Can love bloom in the same place twice?
In 1940s Ireland and on a remote Irish island, two young lovers are beset by tragedy. Set against the backcrop of the west coast of Ireland and wartime London this is a story about loss, friendship and the power of true love.
'In THE LOST GARDEN Kate Kerrigan does what she does best – she whisks you off into another time and place and makes the unexpected happen with effortless ease.
Kerrigan has set her story close to her Mayo home, drawing on the tragic story of the Kirkintilloch Ten, a crew of Irish 'tattie hokers' (or potato pickers) who died in a fire while working in Scotland in 1934.
The Lost Garden is set during World War II, but Kerrigan's depiction of life for Irish seasonal workers is so convincing that it reads almost like a work of historical biography.
However, the author has made a point of honouring the real victims of the tragedy, emphasising that her story is just a work of fiction.
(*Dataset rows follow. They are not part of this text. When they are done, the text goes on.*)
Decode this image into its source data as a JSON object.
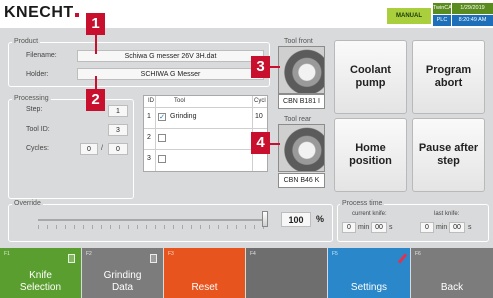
{
  "header": {
    "logo": "KNECHT",
    "mode": "MANUAL",
    "status": [
      {
        "label": "TwinCAT",
        "value": "1/29/2019"
      },
      {
        "label": "PLC",
        "value": "8:20:49 AM"
      }
    ]
  },
  "product": {
    "title": "Product",
    "filename_label": "Filename:",
    "filename_value": "Schiwa G messer 26V 3H.dat",
    "holder_label": "Holder:",
    "holder_value": "SCHIWA G Messer"
  },
  "processing": {
    "title": "Processing",
    "step_label": "Step:",
    "step_value": "1",
    "tool_id_label": "Tool ID:",
    "tool_id_value": "3",
    "cycles_label": "Cycles:",
    "cycles_current": "0",
    "cycles_sep": "/",
    "cycles_total": "0"
  },
  "tool_table": {
    "columns": [
      "ID",
      "Tool",
      "Cycl"
    ],
    "rows": [
      {
        "id": "1",
        "checked": true,
        "check_mark": "✓",
        "tool": "Grinding",
        "cycles": "10"
      },
      {
        "id": "2",
        "checked": false,
        "check_mark": "",
        "tool": "",
        "cycles": ""
      },
      {
        "id": "3",
        "checked": false,
        "check_mark": "",
        "tool": "",
        "cycles": ""
      }
    ]
  },
  "tool_front": {
    "title": "Tool front",
    "caption": "CBN B181 I"
  },
  "tool_rear": {
    "title": "Tool rear",
    "caption": "CBN B46 K"
  },
  "buttons": {
    "coolant_pump": "Coolant pump",
    "program_abort": "Program abort",
    "home_position": "Home position",
    "pause_after_step": "Pause after step"
  },
  "override": {
    "title": "Override",
    "value": "100",
    "unit": "%",
    "level_percent": 100
  },
  "process_time": {
    "title": "Process time",
    "current_label": "current knife:",
    "current_min": "0",
    "current_sec": "00",
    "last_label": "last knife:",
    "last_min": "0",
    "last_sec": "00",
    "min_unit": "min",
    "sec_unit": "s"
  },
  "markers": [
    "1",
    "2",
    "3",
    "4"
  ],
  "fkeys": [
    {
      "num": "F1",
      "label": "Knife Selection",
      "color": "#5a9e2f",
      "icon": "document-icon"
    },
    {
      "num": "F2",
      "label": "Grinding Data",
      "color": "#7c7c7c",
      "icon": "document-icon"
    },
    {
      "num": "F3",
      "label": "Reset",
      "color": "#e8541e",
      "icon": ""
    },
    {
      "num": "F4",
      "label": "",
      "color": "#6e6e6e",
      "icon": ""
    },
    {
      "num": "F5",
      "label": "Settings",
      "color": "#2a87c9",
      "icon": "pencil-icon"
    },
    {
      "num": "F6",
      "label": "Back",
      "color": "#7c7c7c",
      "icon": ""
    }
  ]
}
For all that, her disquieting account of the accidental bothy fire that will scar the lives of so many of her characters is told with chilling realism.
Aileen returns home numb and bereft, but the fate of the man who has tried to win her heart, Jimmy Walsh, is uncertain. To take her mind off the pain, she sets about restoring the lost garden of the title.
Meanwhile, the focus switches over and back from wartime London.
Kerrigan's prowess as a historical novelist again comes to the fore. She paints a vivid picture of the Irish in Camden Town and the wounded ex-servicemen trying to rebuild their lives.
If you plan to read The Lost Garden, allow yourself a day to disappear into this fine writer's world because once you enter it, you won't want to leave.'
'I devoured this book in one sitting - I LOVED IT!' Marian Keyes
'A feel-good story about love, freedom, belonging and the meaning of home' Stylist
'A book with heart; warm, enjoyable and gently compelling' Daily Mail
Allow yourself a day to disappear into this fine writer's world because once you enter it, you won't want to leave.’
Nobody does lavish, vintage romance like Kate Kerrigan